▶ Exercise description
Filter the data below for the string "name" and copy each matching line.

▶ Material supplied

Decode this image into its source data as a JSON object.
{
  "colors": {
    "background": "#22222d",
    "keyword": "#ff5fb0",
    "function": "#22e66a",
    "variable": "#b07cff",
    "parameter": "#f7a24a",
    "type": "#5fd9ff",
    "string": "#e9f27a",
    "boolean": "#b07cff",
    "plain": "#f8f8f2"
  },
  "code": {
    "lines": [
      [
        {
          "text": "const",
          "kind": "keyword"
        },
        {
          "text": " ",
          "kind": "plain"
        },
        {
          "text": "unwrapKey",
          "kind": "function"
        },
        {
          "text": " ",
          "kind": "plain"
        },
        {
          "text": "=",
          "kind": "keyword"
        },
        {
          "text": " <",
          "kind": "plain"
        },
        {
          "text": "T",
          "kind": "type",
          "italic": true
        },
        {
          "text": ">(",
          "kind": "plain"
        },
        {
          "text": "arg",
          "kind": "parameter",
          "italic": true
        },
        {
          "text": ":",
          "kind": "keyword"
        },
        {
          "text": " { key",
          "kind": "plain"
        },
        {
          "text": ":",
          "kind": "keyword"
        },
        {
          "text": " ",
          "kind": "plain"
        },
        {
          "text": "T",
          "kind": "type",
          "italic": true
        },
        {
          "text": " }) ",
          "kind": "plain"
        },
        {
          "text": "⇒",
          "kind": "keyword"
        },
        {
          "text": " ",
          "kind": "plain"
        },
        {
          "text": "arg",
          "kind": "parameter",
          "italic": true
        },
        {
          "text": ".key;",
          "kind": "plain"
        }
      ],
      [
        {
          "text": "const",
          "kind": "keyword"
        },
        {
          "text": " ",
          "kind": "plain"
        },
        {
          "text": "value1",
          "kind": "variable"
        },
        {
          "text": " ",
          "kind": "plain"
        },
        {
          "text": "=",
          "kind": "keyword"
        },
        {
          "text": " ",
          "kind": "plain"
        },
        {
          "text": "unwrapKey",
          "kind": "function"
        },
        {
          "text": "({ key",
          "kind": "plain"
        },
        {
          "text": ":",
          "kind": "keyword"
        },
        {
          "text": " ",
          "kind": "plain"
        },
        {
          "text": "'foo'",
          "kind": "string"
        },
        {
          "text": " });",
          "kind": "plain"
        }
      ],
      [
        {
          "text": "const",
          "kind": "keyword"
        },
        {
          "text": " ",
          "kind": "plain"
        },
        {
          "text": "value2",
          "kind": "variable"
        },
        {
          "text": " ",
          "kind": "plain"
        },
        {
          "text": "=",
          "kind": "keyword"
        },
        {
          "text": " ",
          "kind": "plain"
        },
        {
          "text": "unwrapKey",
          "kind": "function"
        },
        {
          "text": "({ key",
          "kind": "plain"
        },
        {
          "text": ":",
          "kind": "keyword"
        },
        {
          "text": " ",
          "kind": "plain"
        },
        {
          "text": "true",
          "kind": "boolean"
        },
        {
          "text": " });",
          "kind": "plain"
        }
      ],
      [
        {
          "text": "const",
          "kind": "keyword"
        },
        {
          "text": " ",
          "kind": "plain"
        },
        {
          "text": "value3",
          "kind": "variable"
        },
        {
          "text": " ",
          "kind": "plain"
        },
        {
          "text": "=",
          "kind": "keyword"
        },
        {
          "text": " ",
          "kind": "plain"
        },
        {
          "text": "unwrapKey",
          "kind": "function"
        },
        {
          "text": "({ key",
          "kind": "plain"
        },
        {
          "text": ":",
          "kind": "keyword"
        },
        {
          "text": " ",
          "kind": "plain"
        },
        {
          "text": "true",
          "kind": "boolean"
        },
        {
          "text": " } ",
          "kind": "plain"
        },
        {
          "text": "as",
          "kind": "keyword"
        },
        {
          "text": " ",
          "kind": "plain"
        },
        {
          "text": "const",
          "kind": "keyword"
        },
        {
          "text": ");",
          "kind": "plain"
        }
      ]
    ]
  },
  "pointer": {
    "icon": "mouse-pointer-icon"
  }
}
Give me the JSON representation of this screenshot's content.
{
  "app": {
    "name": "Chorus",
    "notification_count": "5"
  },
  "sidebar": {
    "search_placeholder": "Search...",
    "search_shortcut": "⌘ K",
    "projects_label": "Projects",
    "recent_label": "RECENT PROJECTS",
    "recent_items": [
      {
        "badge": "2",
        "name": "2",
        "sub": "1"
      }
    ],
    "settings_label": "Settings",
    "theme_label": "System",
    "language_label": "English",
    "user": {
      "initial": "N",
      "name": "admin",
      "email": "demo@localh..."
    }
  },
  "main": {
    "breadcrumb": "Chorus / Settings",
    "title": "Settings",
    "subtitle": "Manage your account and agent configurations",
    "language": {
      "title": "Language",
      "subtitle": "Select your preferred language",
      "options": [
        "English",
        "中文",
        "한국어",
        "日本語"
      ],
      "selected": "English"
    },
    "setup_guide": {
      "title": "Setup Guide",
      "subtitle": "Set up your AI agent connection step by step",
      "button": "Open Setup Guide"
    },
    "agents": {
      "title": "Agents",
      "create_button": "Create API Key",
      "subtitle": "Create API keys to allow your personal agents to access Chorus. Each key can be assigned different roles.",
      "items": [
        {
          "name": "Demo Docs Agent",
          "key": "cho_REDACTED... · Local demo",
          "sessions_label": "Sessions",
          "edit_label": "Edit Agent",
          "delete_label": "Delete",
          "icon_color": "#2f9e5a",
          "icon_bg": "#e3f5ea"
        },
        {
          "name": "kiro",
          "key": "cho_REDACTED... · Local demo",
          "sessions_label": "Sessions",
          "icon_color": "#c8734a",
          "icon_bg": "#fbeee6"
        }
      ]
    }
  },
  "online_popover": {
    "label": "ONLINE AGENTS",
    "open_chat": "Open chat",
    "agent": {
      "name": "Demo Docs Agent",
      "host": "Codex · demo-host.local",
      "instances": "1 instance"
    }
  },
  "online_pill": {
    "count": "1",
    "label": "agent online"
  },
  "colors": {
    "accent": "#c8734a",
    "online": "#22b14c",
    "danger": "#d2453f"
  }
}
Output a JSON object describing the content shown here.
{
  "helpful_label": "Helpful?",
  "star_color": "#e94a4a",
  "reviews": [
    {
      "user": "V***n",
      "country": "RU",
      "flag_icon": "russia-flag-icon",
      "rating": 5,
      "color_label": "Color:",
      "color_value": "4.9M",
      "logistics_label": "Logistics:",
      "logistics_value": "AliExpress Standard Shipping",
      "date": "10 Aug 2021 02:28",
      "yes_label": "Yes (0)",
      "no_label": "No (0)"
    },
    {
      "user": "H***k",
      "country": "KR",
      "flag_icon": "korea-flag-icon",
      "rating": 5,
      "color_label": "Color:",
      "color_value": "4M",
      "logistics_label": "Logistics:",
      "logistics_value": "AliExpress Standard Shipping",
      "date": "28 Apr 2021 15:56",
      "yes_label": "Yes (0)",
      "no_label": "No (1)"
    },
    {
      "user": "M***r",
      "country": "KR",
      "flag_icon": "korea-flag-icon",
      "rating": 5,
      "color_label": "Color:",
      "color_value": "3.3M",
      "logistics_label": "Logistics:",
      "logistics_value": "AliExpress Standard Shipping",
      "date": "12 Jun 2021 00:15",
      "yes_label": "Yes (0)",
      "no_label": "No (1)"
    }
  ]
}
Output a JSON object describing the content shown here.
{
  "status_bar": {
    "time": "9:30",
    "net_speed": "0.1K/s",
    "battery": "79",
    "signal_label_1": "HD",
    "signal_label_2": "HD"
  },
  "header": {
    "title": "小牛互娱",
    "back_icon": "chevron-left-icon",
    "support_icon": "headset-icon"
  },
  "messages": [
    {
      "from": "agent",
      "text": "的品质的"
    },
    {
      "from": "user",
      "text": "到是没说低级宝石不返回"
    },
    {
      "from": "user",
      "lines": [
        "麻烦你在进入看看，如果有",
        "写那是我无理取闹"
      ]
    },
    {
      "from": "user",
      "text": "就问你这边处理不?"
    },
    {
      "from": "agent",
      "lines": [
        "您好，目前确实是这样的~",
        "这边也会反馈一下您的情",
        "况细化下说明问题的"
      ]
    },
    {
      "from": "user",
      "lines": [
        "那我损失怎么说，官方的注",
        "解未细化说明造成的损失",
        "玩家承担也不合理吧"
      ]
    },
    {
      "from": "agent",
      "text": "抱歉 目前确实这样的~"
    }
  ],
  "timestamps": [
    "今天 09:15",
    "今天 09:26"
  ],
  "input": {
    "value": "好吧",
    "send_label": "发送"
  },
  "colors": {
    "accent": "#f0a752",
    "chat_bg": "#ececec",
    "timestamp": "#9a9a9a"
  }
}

▶ Answer for this exercise
    "name": "Chorus",
        "name": "2",
      "name": "admin",
          "name": "Demo Docs Agent",
          "name": "kiro",
      "name": "Demo Docs Agent",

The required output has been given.